Police and fire protection outrank luxury items

Police and fire protection outrank luxury items
When a community lacks a strong safety force, its residents are placed at risk to tragic and criminal results.
Along with the thousands of other senior retirees in our community, my husband and I also survive on a fixed income. Paying taxes was not the thing we enjoyed doing most, but the one thing we faithfully did was to always support our safety forces. A community is only as strong as our safety forces whose dangerous jobs are to protect and safeguard our community.
I will gladly decrease spending money on some of the little luxuries I have gotten used to over the years if the safety of my family and myself are at stake.
When safety becomes an issue it cannot become a debatable matter because it is a human necessity, pure and simple.
No one, including me, likes to pay more taxes, but when I pay extra taxes to support our safety forces it's with the thought, "When a community supports its safety forces, it's really supporting its own safety." My safety is worth a few extra dollars, and hopefully other will value their safety above everything else.

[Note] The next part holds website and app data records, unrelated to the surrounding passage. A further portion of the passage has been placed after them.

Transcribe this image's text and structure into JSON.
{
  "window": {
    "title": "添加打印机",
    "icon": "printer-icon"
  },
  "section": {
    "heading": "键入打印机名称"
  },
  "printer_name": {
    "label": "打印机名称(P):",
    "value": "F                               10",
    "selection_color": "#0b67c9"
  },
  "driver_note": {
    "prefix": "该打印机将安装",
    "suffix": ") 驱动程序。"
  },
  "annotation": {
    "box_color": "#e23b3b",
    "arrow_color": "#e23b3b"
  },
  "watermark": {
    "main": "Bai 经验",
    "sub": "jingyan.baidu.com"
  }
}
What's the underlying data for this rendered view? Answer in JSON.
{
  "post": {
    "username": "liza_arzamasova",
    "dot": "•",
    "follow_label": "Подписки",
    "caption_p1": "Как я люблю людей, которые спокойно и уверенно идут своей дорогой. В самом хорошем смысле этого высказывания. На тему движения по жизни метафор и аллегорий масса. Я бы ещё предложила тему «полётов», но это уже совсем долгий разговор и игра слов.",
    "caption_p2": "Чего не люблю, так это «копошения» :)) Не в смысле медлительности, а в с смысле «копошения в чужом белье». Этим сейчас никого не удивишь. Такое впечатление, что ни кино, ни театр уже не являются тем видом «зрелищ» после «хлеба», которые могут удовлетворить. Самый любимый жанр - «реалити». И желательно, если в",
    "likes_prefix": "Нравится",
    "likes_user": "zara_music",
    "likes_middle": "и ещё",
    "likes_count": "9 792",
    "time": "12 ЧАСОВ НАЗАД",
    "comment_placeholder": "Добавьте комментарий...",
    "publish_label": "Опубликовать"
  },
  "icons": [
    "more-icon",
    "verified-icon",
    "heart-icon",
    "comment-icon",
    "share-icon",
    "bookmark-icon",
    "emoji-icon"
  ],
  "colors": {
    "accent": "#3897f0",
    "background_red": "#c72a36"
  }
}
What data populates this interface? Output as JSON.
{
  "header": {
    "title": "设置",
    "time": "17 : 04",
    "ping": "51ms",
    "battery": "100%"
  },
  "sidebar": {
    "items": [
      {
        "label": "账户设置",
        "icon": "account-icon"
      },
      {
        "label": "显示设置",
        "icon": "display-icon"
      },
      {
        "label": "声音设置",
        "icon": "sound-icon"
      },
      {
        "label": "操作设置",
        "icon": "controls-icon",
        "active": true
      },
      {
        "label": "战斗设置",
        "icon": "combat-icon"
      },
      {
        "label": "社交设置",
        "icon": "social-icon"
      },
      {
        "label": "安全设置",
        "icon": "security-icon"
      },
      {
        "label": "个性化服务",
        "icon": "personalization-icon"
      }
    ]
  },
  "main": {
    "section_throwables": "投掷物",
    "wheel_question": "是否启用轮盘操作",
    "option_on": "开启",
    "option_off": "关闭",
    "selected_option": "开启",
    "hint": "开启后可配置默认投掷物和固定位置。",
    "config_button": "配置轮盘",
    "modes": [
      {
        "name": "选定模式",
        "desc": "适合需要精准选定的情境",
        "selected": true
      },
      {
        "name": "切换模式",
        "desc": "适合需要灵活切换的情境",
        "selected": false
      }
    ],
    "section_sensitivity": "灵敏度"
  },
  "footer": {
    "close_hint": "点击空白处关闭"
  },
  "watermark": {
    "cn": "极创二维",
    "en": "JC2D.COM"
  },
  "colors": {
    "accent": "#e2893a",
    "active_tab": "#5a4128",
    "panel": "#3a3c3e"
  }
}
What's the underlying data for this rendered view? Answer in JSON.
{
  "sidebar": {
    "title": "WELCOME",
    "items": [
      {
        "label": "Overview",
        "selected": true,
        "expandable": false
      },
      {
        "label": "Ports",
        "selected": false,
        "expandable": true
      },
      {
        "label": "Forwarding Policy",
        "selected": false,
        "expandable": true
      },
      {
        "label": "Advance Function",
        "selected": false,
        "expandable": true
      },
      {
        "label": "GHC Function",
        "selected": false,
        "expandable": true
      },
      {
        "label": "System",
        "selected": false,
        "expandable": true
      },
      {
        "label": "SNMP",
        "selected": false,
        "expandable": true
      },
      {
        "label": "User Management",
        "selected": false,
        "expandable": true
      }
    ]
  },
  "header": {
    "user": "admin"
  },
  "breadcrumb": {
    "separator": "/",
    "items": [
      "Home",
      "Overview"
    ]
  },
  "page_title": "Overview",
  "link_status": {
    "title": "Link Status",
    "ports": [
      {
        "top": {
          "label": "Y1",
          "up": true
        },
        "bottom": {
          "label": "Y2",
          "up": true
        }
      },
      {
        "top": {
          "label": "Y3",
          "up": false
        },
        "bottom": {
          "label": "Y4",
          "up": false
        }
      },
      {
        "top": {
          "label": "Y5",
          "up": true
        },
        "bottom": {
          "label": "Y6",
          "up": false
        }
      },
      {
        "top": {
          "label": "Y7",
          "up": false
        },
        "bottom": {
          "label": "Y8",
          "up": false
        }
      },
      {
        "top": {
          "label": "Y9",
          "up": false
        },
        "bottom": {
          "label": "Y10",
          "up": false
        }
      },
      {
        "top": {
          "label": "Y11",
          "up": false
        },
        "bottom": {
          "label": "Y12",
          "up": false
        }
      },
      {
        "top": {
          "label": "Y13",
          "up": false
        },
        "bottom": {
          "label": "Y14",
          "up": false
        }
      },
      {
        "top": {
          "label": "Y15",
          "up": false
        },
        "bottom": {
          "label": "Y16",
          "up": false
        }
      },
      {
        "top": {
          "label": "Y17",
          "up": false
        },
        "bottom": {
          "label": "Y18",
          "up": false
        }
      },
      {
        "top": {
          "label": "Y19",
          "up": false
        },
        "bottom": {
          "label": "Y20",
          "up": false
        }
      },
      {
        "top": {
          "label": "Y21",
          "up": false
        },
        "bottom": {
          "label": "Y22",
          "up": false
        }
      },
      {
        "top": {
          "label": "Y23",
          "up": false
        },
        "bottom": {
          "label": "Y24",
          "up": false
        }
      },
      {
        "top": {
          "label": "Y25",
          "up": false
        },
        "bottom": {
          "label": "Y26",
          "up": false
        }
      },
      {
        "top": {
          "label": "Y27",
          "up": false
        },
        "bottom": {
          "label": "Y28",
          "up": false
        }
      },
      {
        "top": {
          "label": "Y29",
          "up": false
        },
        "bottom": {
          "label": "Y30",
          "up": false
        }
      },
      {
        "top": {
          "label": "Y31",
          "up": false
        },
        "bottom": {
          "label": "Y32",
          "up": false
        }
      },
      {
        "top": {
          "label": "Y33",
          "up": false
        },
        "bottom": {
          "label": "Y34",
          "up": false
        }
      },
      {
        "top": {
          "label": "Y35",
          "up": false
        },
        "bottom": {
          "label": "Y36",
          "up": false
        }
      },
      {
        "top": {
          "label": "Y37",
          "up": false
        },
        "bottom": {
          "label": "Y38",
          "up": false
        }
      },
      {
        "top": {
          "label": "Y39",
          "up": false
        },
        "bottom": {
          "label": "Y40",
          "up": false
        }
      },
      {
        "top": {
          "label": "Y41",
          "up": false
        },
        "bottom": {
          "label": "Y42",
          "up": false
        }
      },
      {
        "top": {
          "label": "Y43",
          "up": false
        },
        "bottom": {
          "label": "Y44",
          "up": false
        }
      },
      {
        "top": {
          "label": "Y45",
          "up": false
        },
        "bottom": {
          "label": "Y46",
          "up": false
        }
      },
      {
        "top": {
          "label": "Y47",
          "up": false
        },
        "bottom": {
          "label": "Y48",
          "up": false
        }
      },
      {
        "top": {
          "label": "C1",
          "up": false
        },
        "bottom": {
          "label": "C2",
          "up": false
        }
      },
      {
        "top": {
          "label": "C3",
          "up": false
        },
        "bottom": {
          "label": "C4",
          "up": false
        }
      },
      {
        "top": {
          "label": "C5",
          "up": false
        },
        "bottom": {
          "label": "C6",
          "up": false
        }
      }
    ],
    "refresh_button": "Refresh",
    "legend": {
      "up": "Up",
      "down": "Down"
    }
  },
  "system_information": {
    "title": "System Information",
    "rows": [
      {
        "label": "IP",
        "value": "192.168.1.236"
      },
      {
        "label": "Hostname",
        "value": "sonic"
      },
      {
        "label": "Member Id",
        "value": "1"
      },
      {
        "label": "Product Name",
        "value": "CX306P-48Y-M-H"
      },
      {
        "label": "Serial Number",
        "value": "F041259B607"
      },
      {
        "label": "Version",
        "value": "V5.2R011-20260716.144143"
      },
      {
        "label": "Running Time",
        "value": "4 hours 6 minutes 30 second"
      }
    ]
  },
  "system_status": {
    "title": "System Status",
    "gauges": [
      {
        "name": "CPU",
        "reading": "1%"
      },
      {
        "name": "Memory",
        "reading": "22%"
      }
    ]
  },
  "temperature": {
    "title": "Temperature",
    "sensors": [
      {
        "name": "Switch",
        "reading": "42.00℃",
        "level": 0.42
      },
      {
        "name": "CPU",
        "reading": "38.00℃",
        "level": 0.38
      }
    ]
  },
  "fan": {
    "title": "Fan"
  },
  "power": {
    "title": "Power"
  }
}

Turning a positive into a negative is no great trick
I am writing in response to the August 14 article entitled, "Immaculate Conception, Does bell for pupils also toll for school?"
Ron Cole, The Vindicator education writer, chose to center on the cloudy future of the school instead of informing the readers about the mission of the school, which is to serve as a stabilizing factor for the inner-city community and its commitment to provide students with a quality Christ-centered education based upon discipline, moral values and academic excellence. The writer chose to focus much of his article on the declining numbers instead of informing the readers about the uniqueness of an extended school calendar which allows for additional educational opportunities and recreational community enrichment.
Instead of featuring all the positives that Immaculate Conception has contributed to the community over the last 119 years and will continue to provide, Mr. Cole has only centered on the cloudy future.
With so much negative press about the city of Youngstown recently, this article could have featured one of Youngstown's bright lights, the students and programs at Immaculate Conception School -- instead Mr. Cole has closed one more door in Youngstown. If local writers fail to see the good of the city, will anyone else?
Monsignor JOHN A, ZURAW
Immaculate Conception Church
The people spoke, butwas anyone listening?
Canfield Township residents have again told their trustees, "No Zoning Changes." The Vindicator article on the voters objection to the zoning change indicates that the developer is looking out for us relative to keeping taxes down and improving services.
First, we aren't complaining about taxes (lowest rate in Mahoning County) and the new project will increase the demand for more services (more spending) without improving them. Second, we don't need the new facilities proposed. The new construction is not imperative to improving the life style of the township. In fact, it will only create traffic problems equal to Boardman's Rt. 224 rolling parking lot. Third, the developer knew the zoning limits when the land was purchased and should not have bought it if he couldn't make it work in zoning. Lastly, with regard to Mr. Reese's position, how does changing the zoning provide any control over development? This doesn't make any sense.
Hopefully, the trustees will finally get the message, leave the zoning as it is, now and in the future. The people have spoken. The township doesn't need to spend money on repeat referendums if the trustees heed the voice of their electorate.